During these uncertain times, we’re all concerned about our futures. If you’ve been on unemployment, and do not have a job to return to, you may be getting into debt, and thinking about filing bankruptcy. Or, if you have continued to work, or are returning to your job, but suffered a loss of income and increased debt, you may be exploring bankruptcy as an option.
Filing bankruptcy is a serious step, and it’s good to consider all of your options, as well as the potential consequences. Under the current law, a Chapter 7 Bankruptcy will be reported on your credit history for up to 10 years; a Chapter 13 Bankruptcy will be reported for up to 7 years.
POTENTIAL EMPLOYERS AND BANKRUPTCY:
If you are searching for a job, you will want to know whether a potential employer can refuse to hire you because of a past or current bankruptcy filing.
There are different rules for public and private employers.
PUBLIC EMPLOYMENT: If you are applying for a job with a public employer, (the state or federal government, for example), the potential employer cannot refuse to hire you because of a past or current bankruptcy filing.
PRIVATE EMPLOYMENT: If you are applying for a job with a private (non-government) employer, the potential employer is allowed to refuse to hire you because of a past or current bankruptcy filing.

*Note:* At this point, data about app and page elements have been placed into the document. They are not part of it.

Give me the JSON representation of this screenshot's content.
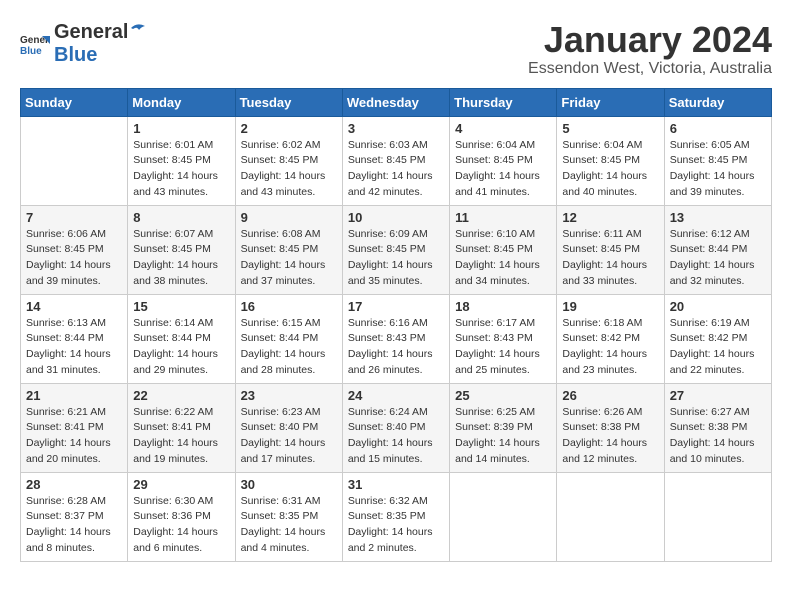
{
  "header": {
    "logo": {
      "general": "General",
      "blue": "Blue"
    },
    "title": "January 2024",
    "subtitle": "Essendon West, Victoria, Australia"
  },
  "calendar": {
    "weekdays": [
      "Sunday",
      "Monday",
      "Tuesday",
      "Wednesday",
      "Thursday",
      "Friday",
      "Saturday"
    ],
    "rows": [
      [
        {
          "day": "",
          "sunrise": "",
          "sunset": "",
          "daylight": ""
        },
        {
          "day": "1",
          "sunrise": "Sunrise: 6:01 AM",
          "sunset": "Sunset: 8:45 PM",
          "daylight": "Daylight: 14 hours and 43 minutes."
        },
        {
          "day": "2",
          "sunrise": "Sunrise: 6:02 AM",
          "sunset": "Sunset: 8:45 PM",
          "daylight": "Daylight: 14 hours and 43 minutes."
        },
        {
          "day": "3",
          "sunrise": "Sunrise: 6:03 AM",
          "sunset": "Sunset: 8:45 PM",
          "daylight": "Daylight: 14 hours and 42 minutes."
        },
        {
          "day": "4",
          "sunrise": "Sunrise: 6:04 AM",
          "sunset": "Sunset: 8:45 PM",
          "daylight": "Daylight: 14 hours and 41 minutes."
        },
        {
          "day": "5",
          "sunrise": "Sunrise: 6:04 AM",
          "sunset": "Sunset: 8:45 PM",
          "daylight": "Daylight: 14 hours and 40 minutes."
        },
        {
          "day": "6",
          "sunrise": "Sunrise: 6:05 AM",
          "sunset": "Sunset: 8:45 PM",
          "daylight": "Daylight: 14 hours and 39 minutes."
        }
      ],
      [
        {
          "day": "7",
          "sunrise": "Sunrise: 6:06 AM",
          "sunset": "Sunset: 8:45 PM",
          "daylight": "Daylight: 14 hours and 39 minutes."
        },
        {
          "day": "8",
          "sunrise": "Sunrise: 6:07 AM",
          "sunset": "Sunset: 8:45 PM",
          "daylight": "Daylight: 14 hours and 38 minutes."
        },
        {
          "day": "9",
          "sunrise": "Sunrise: 6:08 AM",
          "sunset": "Sunset: 8:45 PM",
          "daylight": "Daylight: 14 hours and 37 minutes."
        },
        {
          "day": "10",
          "sunrise": "Sunrise: 6:09 AM",
          "sunset": "Sunset: 8:45 PM",
          "daylight": "Daylight: 14 hours and 35 minutes."
        },
        {
          "day": "11",
          "sunrise": "Sunrise: 6:10 AM",
          "sunset": "Sunset: 8:45 PM",
          "daylight": "Daylight: 14 hours and 34 minutes."
        },
        {
          "day": "12",
          "sunrise": "Sunrise: 6:11 AM",
          "sunset": "Sunset: 8:45 PM",
          "daylight": "Daylight: 14 hours and 33 minutes."
        },
        {
          "day": "13",
          "sunrise": "Sunrise: 6:12 AM",
          "sunset": "Sunset: 8:44 PM",
          "daylight": "Daylight: 14 hours and 32 minutes."
        }
      ],
      [
        {
          "day": "14",
          "sunrise": "Sunrise: 6:13 AM",
          "sunset": "Sunset: 8:44 PM",
          "daylight": "Daylight: 14 hours and 31 minutes."
        },
        {
          "day": "15",
          "sunrise": "Sunrise: 6:14 AM",
          "sunset": "Sunset: 8:44 PM",
          "daylight": "Daylight: 14 hours and 29 minutes."
        },
        {
          "day": "16",
          "sunrise": "Sunrise: 6:15 AM",
          "sunset": "Sunset: 8:44 PM",
          "daylight": "Daylight: 14 hours and 28 minutes."
        },
        {
          "day": "17",
          "sunrise": "Sunrise: 6:16 AM",
          "sunset": "Sunset: 8:43 PM",
          "daylight": "Daylight: 14 hours and 26 minutes."
        },
        {
          "day": "18",
          "sunrise": "Sunrise: 6:17 AM",
          "sunset": "Sunset: 8:43 PM",
          "daylight": "Daylight: 14 hours and 25 minutes."
        },
        {
          "day": "19",
          "sunrise": "Sunrise: 6:18 AM",
          "sunset": "Sunset: 8:42 PM",
          "daylight": "Daylight: 14 hours and 23 minutes."
        },
        {
          "day": "20",
          "sunrise": "Sunrise: 6:19 AM",
          "sunset": "Sunset: 8:42 PM",
          "daylight": "Daylight: 14 hours and 22 minutes."
        }
      ],
      [
        {
          "day": "21",
          "sunrise": "Sunrise: 6:21 AM",
          "sunset": "Sunset: 8:41 PM",
          "daylight": "Daylight: 14 hours and 20 minutes."
        },
        {
          "day": "22",
          "sunrise": "Sunrise: 6:22 AM",
          "sunset": "Sunset: 8:41 PM",
          "daylight": "Daylight: 14 hours and 19 minutes."
        },
        {
          "day": "23",
          "sunrise": "Sunrise: 6:23 AM",
          "sunset": "Sunset: 8:40 PM",
          "daylight": "Daylight: 14 hours and 17 minutes."
        },
        {
          "day": "24",
          "sunrise": "Sunrise: 6:24 AM",
          "sunset": "Sunset: 8:40 PM",
          "daylight": "Daylight: 14 hours and 15 minutes."
        },
        {
          "day": "25",
          "sunrise": "Sunrise: 6:25 AM",
          "sunset": "Sunset: 8:39 PM",
          "daylight": "Daylight: 14 hours and 14 minutes."
        },
        {
          "day": "26",
          "sunrise": "Sunrise: 6:26 AM",
          "sunset": "Sunset: 8:38 PM",
          "daylight": "Daylight: 14 hours and 12 minutes."
        },
        {
          "day": "27",
          "sunrise": "Sunrise: 6:27 AM",
          "sunset": "Sunset: 8:38 PM",
          "daylight": "Daylight: 14 hours and 10 minutes."
        }
      ],
      [
        {
          "day": "28",
          "sunrise": "Sunrise: 6:28 AM",
          "sunset": "Sunset: 8:37 PM",
          "daylight": "Daylight: 14 hours and 8 minutes."
        },
        {
          "day": "29",
          "sunrise": "Sunrise: 6:30 AM",
          "sunset": "Sunset: 8:36 PM",
          "daylight": "Daylight: 14 hours and 6 minutes."
        },
        {
          "day": "30",
          "sunrise": "Sunrise: 6:31 AM",
          "sunset": "Sunset: 8:35 PM",
          "daylight": "Daylight: 14 hours and 4 minutes."
        },
        {
          "day": "31",
          "sunrise": "Sunrise: 6:32 AM",
          "sunset": "Sunset: 8:35 PM",
          "daylight": "Daylight: 14 hours and 2 minutes."
        },
        {
          "day": "",
          "sunrise": "",
          "sunset": "",
          "daylight": ""
        },
        {
          "day": "",
          "sunrise": "",
          "sunset": "",
          "daylight": ""
        },
        {
          "day": "",
          "sunrise": "",
          "sunset": "",
          "daylight": ""
        }
      ]
    ]
  }
}
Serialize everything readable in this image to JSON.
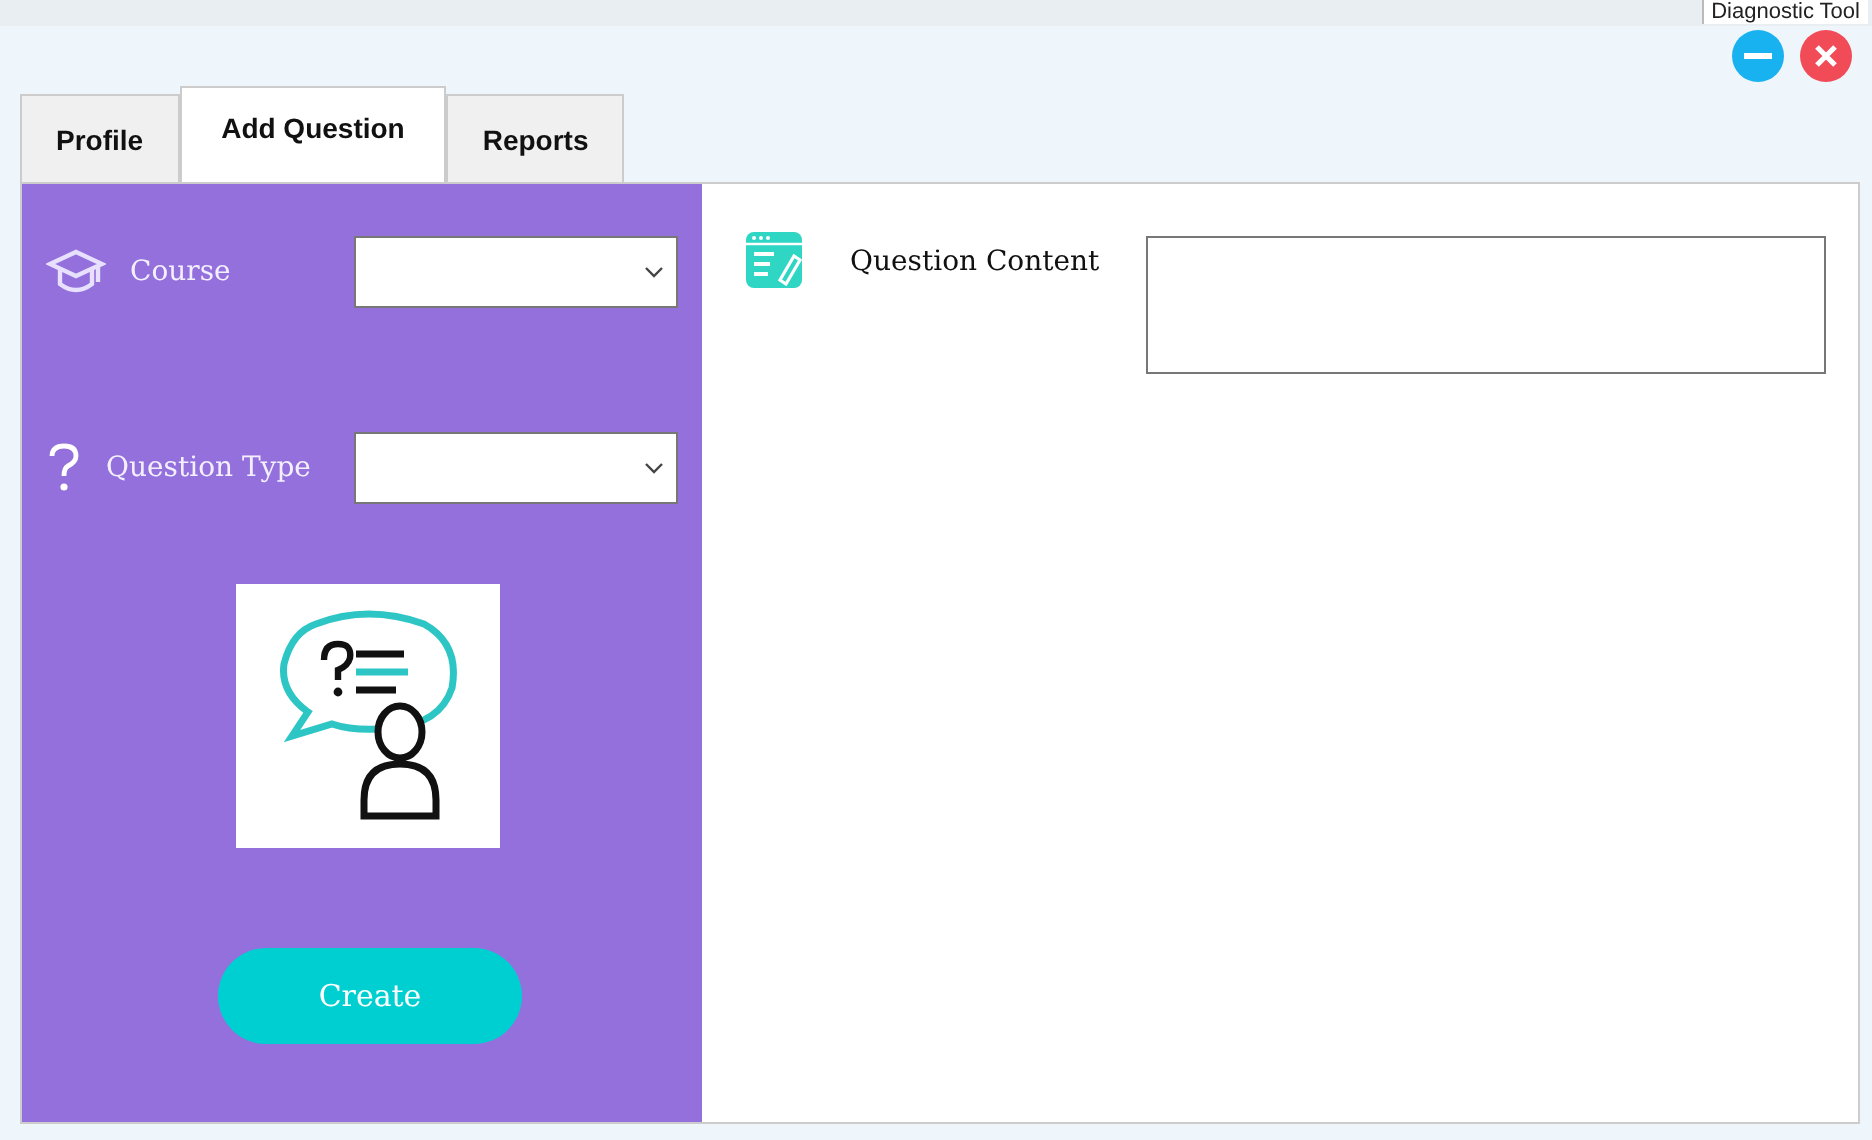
{
  "background_window": {
    "title": "Diagnostic Tool"
  },
  "tabs": [
    {
      "label": "Profile",
      "selected": false
    },
    {
      "label": "Add Question",
      "selected": true
    },
    {
      "label": "Reports",
      "selected": false
    }
  ],
  "form": {
    "fields": [
      {
        "kind": "course",
        "label": "Course"
      },
      {
        "kind": "question",
        "label": "Question Type"
      }
    ],
    "create_button": "Create"
  },
  "content": {
    "label": "Question Content"
  }
}
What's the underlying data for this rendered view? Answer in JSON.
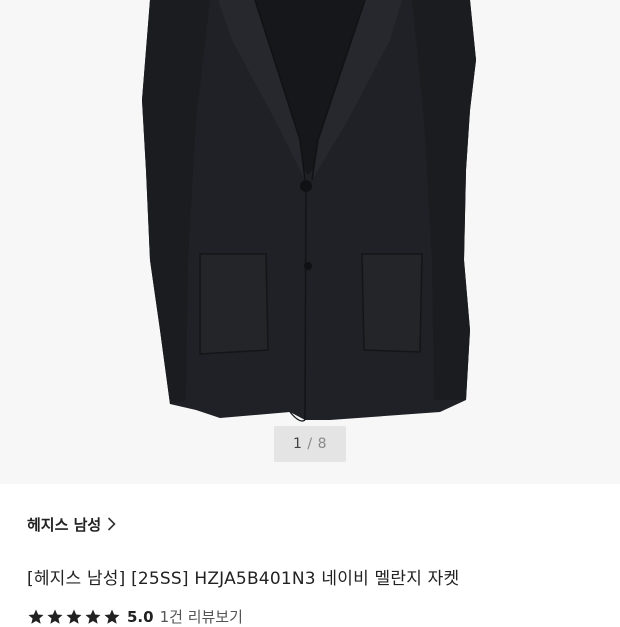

Only one Court (New York), so far, has ruled that a private employer cannot refuse to hire you because of a bankruptcy.
CURRENT EMPLOYERS AND BANKRUPTCY:
Regardless of whether you work for a public or private employer, your current employer cannot terminate you, or otherwise discriminate against you, because of a past or current bankruptcy filing.
TAKEAWAY: If you are job-hunting in the private sector, and an application asks about bankruptcy, or a potential employer requests permission to obtain your credit report, that is legal. If you are considering bankruptcy, you might want to wait to file until you have a job. If the employer is requiring a credit report, and you do not have good credit, be honest with the potential employer; explain the circumstances which lead to your poor credit. With the Coronavirus pandemic, almost everyone has been affected financially, and if you have a legitimate reason for less than stellar credit, (illness, job loss, divorce), most employers will accept that, and appreciate that you are forthcoming.
If you are currently employed by either a public or private employer, be wary of any employer inquiries regarding bankruptcy. Document the incidents, and keep a paper trail. Unless your employer has a legitimate non-discriminatory reason for changing your employment, or terminating you, taking such action based on a bankruptcy filing is illegal.